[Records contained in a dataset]
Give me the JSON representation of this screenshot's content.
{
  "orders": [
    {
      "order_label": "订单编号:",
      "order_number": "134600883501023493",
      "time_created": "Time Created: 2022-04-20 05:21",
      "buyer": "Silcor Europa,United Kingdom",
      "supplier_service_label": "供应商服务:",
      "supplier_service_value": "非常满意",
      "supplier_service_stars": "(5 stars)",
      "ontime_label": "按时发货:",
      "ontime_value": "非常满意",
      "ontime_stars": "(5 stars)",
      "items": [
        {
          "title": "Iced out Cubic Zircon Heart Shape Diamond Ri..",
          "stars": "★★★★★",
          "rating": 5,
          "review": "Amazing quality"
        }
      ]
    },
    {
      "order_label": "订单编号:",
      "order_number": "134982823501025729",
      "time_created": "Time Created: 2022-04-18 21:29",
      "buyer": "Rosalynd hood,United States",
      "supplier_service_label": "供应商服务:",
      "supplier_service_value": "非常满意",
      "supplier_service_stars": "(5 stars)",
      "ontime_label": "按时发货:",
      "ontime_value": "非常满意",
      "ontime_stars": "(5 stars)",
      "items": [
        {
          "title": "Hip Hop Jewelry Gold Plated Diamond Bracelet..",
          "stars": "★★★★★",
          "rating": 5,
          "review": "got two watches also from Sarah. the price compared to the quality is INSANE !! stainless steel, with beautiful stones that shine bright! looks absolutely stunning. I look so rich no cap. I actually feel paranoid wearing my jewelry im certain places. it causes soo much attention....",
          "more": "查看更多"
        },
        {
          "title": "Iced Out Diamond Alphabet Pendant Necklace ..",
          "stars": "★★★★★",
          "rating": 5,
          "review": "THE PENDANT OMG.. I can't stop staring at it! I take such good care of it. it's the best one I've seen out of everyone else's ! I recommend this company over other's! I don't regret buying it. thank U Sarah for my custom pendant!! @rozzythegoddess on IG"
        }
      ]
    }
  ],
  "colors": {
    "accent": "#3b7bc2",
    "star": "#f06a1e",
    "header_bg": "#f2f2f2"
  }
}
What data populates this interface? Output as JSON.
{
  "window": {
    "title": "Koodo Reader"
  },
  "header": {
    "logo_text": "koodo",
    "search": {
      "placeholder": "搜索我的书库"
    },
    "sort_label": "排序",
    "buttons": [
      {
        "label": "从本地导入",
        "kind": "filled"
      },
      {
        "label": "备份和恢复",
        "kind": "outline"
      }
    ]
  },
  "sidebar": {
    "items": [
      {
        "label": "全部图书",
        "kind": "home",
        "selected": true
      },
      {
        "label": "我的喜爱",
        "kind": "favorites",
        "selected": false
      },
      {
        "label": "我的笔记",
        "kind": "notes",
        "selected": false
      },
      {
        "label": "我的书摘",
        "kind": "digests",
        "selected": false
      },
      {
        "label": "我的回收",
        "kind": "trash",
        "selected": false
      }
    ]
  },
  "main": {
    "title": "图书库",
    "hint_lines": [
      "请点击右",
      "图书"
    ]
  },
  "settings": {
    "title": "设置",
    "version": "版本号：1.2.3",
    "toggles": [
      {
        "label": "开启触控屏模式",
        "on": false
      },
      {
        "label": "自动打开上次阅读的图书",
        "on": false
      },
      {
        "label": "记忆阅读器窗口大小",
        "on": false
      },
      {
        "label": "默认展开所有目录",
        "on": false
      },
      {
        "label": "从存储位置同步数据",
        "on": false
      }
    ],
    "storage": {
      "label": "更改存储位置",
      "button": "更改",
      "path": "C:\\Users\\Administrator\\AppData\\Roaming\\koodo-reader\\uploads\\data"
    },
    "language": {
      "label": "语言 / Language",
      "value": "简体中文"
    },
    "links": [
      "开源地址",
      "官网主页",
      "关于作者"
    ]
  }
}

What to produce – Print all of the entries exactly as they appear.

Exercise output –
Give me the JSON representation of this screenshot's content.
{
  "orders": [
    {
      "order_label": "订单编号:",
      "order_number": "134600883501023493",
      "time_created": "Time Created: 2022-04-20 05:21",
      "buyer": "Silcor Europa,United Kingdom",
      "supplier_service_label": "供应商服务:",
      "supplier_service_value": "非常满意",
      "supplier_service_stars": "(5 stars)",
      "ontime_label": "按时发货:",
      "ontime_value": "非常满意",
      "ontime_stars": "(5 stars)",
      "items": [
        {
          "title": "Iced out Cubic Zircon Heart Shape Diamond Ri..",
          "stars": "★★★★★",
          "rating": 5,
          "review": "Amazing quality"
        }
      ]
    },
    {
      "order_label": "订单编号:",
      "order_number": "134982823501025729",
      "time_created": "Time Created: 2022-04-18 21:29",
      "buyer": "Rosalynd hood,United States",
      "supplier_service_label": "供应商服务:",
      "supplier_service_value": "非常满意",
      "supplier_service_stars": "(5 stars)",
      "ontime_label": "按时发货:",
      "ontime_value": "非常满意",
      "ontime_stars": "(5 stars)",
      "items": [
        {
          "title": "Hip Hop Jewelry Gold Plated Diamond Bracelet..",
          "stars": "★★★★★",
          "rating": 5,
          "review": "got two watches also from Sarah. the price compared to the quality is INSANE !! stainless steel, with beautiful stones that shine bright! looks absolutely stunning. I look so rich no cap. I actually feel paranoid wearing my jewelry im certain places. it causes soo much attention....",
          "more": "查看更多"
        },
        {
          "title": "Iced Out Diamond Alphabet Pendant Necklace ..",
          "stars": "★★★★★",
          "rating": 5,
          "review": "THE PENDANT OMG.. I can't stop staring at it! I take such good care of it. it's the best one I've seen out of everyone else's ! I recommend this company over other's! I don't regret buying it. thank U Sarah for my custom pendant!! @rozzythegoddess on IG"
        }
      ]
    }
  ],
  "colors": {
    "accent": "#3b7bc2",
    "star": "#f06a1e",
    "header_bg": "#f2f2f2"
  }
}
What data populates this interface? Output as JSON.
{
  "window": {
    "title": "Koodo Reader"
  },
  "header": {
    "logo_text": "koodo",
    "search": {
      "placeholder": "搜索我的书库"
    },
    "sort_label": "排序",
    "buttons": [
      {
        "label": "从本地导入",
        "kind": "filled"
      },
      {
        "label": "备份和恢复",
        "kind": "outline"
      }
    ]
  },
  "sidebar": {
    "items": [
      {
        "label": "全部图书",
        "kind": "home",
        "selected": true
      },
      {
        "label": "我的喜爱",
        "kind": "favorites",
        "selected": false
      },
      {
        "label": "我的笔记",
        "kind": "notes",
        "selected": false
      },
      {
        "label": "我的书摘",
        "kind": "digests",
        "selected": false
      },
      {
        "label": "我的回收",
        "kind": "trash",
        "selected": false
      }
    ]
  },
  "main": {
    "title": "图书库",
    "hint_lines": [
      "请点击右",
      "图书"
    ]
  },
  "settings": {
    "title": "设置",
    "version": "版本号：1.2.3",
    "toggles": [
      {
        "label": "开启触控屏模式",
        "on": false
      },
      {
        "label": "自动打开上次阅读的图书",
        "on": false
      },
      {
        "label": "记忆阅读器窗口大小",
        "on": false
      },
      {
        "label": "默认展开所有目录",
        "on": false
      },
      {
        "label": "从存储位置同步数据",
        "on": false
      }
    ],
    "storage": {
      "label": "更改存储位置",
      "button": "更改",
      "path": "C:\\Users\\Administrator\\AppData\\Roaming\\koodo-reader\\uploads\\data"
    },
    "language": {
      "label": "语言 / Language",
      "value": "简体中文"
    },
    "links": [
      "开源地址",
      "官网主页",
      "关于作者"
    ]
  }
}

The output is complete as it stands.